Write the records out once more. Leave each line exactly as given.

= Supplied records =
╭──

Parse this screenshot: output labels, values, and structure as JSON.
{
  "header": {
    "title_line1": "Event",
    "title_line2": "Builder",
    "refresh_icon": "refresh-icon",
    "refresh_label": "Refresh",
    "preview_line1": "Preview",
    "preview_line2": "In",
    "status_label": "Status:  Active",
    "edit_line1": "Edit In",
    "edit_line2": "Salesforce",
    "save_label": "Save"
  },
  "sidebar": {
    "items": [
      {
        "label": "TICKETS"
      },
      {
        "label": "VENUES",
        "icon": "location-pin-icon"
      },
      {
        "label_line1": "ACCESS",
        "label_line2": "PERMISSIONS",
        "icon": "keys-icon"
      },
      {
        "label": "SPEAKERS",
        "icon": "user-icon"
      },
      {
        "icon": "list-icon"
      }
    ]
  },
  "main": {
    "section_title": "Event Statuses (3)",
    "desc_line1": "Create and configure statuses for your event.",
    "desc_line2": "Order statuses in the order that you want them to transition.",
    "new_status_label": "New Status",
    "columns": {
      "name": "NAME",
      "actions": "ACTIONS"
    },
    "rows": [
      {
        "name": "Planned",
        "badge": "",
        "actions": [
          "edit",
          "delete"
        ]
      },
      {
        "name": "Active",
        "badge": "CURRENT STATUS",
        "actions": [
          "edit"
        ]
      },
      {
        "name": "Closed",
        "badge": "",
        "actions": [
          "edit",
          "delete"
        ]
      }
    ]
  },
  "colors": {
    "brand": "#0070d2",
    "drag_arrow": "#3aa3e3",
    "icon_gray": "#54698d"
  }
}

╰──

= Result below =
Parse this screenshot: output labels, values, and structure as JSON.
{
  "header": {
    "title_line1": "Event",
    "title_line2": "Builder",
    "refresh_icon": "refresh-icon",
    "refresh_label": "Refresh",
    "preview_line1": "Preview",
    "preview_line2": "In",
    "status_label": "Status:  Active",
    "edit_line1": "Edit In",
    "edit_line2": "Salesforce",
    "save_label": "Save"
  },
  "sidebar": {
    "items": [
      {
        "label": "TICKETS"
      },
      {
        "label": "VENUES",
        "icon": "location-pin-icon"
      },
      {
        "label_line1": "ACCESS",
        "label_line2": "PERMISSIONS",
        "icon": "keys-icon"
      },
      {
        "label": "SPEAKERS",
        "icon": "user-icon"
      },
      {
        "icon": "list-icon"
      }
    ]
  },
  "main": {
    "section_title": "Event Statuses (3)",
    "desc_line1": "Create and configure statuses for your event.",
    "desc_line2": "Order statuses in the order that you want them to transition.",
    "new_status_label": "New Status",
    "columns": {
      "name": "NAME",
      "actions": "ACTIONS"
    },
    "rows": [
      {
        "name": "Planned",
        "badge": "",
        "actions": [
          "edit",
          "delete"
        ]
      },
      {
        "name": "Active",
        "badge": "CURRENT STATUS",
        "actions": [
          "edit"
        ]
      },
      {
        "name": "Closed",
        "badge": "",
        "actions": [
          "edit",
          "delete"
        ]
      }
    ]
  },
  "colors": {
    "brand": "#0070d2",
    "drag_arrow": "#3aa3e3",
    "icon_gray": "#54698d"
  }
}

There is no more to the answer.